A: So we can Seder right words.

Q: What do you call someone who derives pleasure from the bread of affliction?
A: A matzochist.
**********
G-d: And remember Moses, in the laws of keeping Kosher, never cook a calf in its mother’s milk. It is cruel.
Moses: Ohhhhhh! So you are saying we should never eat milk and meat together.
G-d: No, what I’m saying is, never cook a calf in its mother’s milk.
Moses: Oh, Lord forgive my ignorance! What you are really saying is we should wait six hours after eating meat to eat milk so the two are not in our stomachs.
G-d: No, Moses, what I’m saying is, never cook a calf in it’s mother’s milk!!!
Moses: Oh, Lord! Please don’t strike me down for my stupidity! What you mean is we should have a separate set of dishes for milk and a separate set for meat and if we make a mistake we have to bury that dish outside…
G-d: Moses, do whatever you want….
**********
The Computer Engineer’s Haggadah
————————–
Release ISRAEL
ISRAEL running in slave mode, cannot release
Set ISRAEL;mode=master
Pharaoh already running in master mode, cannot change ISRAEL
Set Pharaoh;mode=slave
Command ignored
Load Moshe
Done
Deactivate Pharaoh
Pharaoh account hard locked;cannot be deactivated
For i=1 to 10 do plagues
Are you sure? Y
Done

Release ISRAEL
error: ISRAEL uninitialized
Set ISRAEL = 600,000
Done
Release ISRAEL
ISRAEL released

Declare Matza;array(width=20,length=20,height=0)
Done

Move ISRAEL to Sinai
OPERATOR WARNING! SYSTEM ABOUT TO CRASH! PHARAOH AND RED SEA
HAVE LIMITED YOUR MEMORY SPACE! SAVE YOUR WORK!
Save ISRAEL
Specify save device
Save ISRAEL with miracle
Done

Move ISRAEL to Sinai
Done

For I=1 to 10 do commandments
Allocation conflict:Commandments cannot be operated with active golden calf routine
Destroy calf
Done
For I=1 to 10 do commandments
Done; commandments stored on hard rock device

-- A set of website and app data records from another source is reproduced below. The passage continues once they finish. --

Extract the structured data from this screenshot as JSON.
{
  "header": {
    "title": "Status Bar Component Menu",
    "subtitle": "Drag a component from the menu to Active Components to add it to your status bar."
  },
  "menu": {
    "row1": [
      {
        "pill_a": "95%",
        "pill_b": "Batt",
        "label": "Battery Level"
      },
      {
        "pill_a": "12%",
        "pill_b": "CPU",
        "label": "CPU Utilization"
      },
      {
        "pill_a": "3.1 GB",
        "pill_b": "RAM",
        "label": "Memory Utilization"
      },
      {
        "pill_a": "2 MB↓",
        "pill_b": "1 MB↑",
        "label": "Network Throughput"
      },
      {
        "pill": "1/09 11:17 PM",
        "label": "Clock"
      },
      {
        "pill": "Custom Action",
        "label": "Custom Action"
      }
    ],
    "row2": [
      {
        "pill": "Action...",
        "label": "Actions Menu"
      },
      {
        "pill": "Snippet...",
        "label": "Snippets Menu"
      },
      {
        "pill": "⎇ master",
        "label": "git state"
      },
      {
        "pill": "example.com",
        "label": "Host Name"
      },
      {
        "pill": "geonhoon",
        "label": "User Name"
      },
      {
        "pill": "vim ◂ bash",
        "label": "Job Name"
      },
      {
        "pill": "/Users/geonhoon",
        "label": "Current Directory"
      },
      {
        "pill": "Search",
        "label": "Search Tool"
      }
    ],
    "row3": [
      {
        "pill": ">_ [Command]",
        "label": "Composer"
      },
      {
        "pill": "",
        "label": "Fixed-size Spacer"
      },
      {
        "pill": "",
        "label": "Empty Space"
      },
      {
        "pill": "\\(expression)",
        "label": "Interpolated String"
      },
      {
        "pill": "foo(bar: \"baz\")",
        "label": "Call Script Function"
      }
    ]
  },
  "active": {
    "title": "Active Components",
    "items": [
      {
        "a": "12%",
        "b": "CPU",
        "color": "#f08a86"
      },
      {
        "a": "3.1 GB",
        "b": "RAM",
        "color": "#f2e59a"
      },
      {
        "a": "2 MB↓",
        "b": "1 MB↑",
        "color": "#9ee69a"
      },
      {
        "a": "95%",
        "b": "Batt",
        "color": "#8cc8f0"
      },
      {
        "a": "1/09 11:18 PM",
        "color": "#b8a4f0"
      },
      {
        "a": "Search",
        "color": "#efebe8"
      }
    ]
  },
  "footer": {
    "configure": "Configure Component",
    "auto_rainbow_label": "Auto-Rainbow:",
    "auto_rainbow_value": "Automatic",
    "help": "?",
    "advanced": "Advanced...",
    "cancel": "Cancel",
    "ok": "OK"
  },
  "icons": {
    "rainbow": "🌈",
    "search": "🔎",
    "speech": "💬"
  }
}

Move ISRAEL to desert
Warning! Command could lead to infinite loop
Move ISRAEL to desert;limit=40 years
Done

Build Mishkan
Syntax error
Build Mishkan;owner=Betzalel
Done

Move ISRAEL to ISRAEL
Warning: operand terms must be unique
Move ISRAEL to CANAAN
Overload: cannot move all of ISRAEL to CANAAN
set ISRAEL = ISRAEL – (SPIES * 10)
Done
Move ISRAEL to CANAAN
Done
**********
A Jewish man took his Pesach lunch to eat outside in the park. He sat down on a bench and began eating. A little while later
a blind man came by and sat down next to him. Feeling neighborly, the Jewish man passed a sheet of matzoh to
the blind man. The blind man ran his fingers over the matzoh for a few minutes, looked puzzled, and finally exclaimed, “Who wrote this nonsense?”
**********
The Seder Plate Song (“Twinkle Twinkle Little Star” )
by Dan Ochman
Shank bone on my Seder plate
Helps to make the Seder great
Charoset and some wine to sip
Don’t forget the greens to dip
Bitter herbs and an egg complete
our Seder plate so now let’s eat!